Since Lynx wanted to know what Tracy did in her sitauation, I'll share what I did without meds. At about 7pm I put her in a clothes basket with a vibrating pad in the bottom. About every 30 min. I would turn the pad on for about 5min. Ild then pick her up and rub her belly alittle and give her about 2 or 3 ccs of water with a syringe.
The first 12 ccs had a dose of vitamin C in it. Since she wanted to be under a pillow or some kind or cover, before placing her back in the basket, I would put her on the bed where she could see a pillow and then she would get up and walk towards it to get under it. After that little bit of exercise, I would put her back in her basket to rest for about 20 min.
I continued this through out the night.
At about 3am I noticed her first droppings, which were only 2. I set a little plate with hay and pellets in her basket but she would not get up to eat them. So when I took her out the rub, water, and exercise her, I would hand feed her a couple pellets which she ate. By the time we left for the vet (6:30 am) she could stand up a little and eat a little out of her plate, and had left a little more droppings in her basket. It was when I took her out of her carrier at the vets when I saw she really let go and droppings were everywhere.
Everything I did that night I got from you people here. So again, I THANKYOU, cause youre the reason shes alive today.
I wish competent veterinary care was not so difficult to find in an emergency situation at night.
- You can quote me

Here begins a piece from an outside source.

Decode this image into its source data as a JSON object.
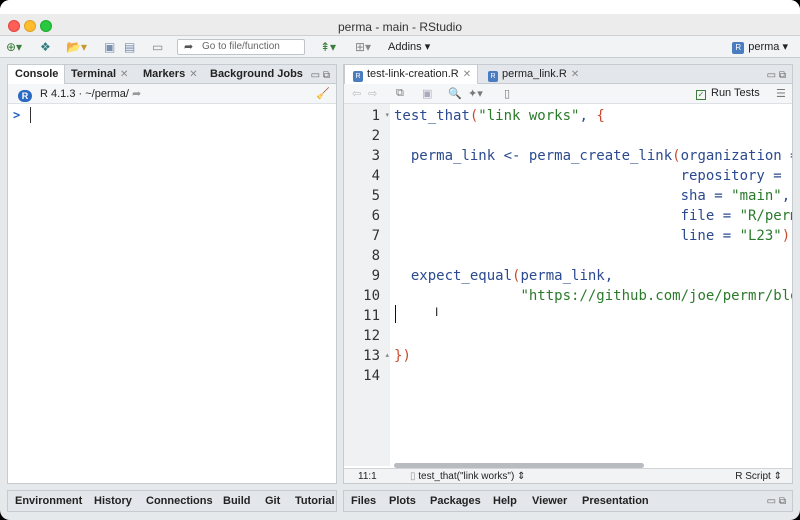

One other thing that has helped others in the past is simply putting them in a carrier and driving them around for a while. The car's vibrations can help, especially for those who don't have a vibrating pad or massager thingy. I suspect that's part of why she really let go in the car, but your care got her to that point in the first place.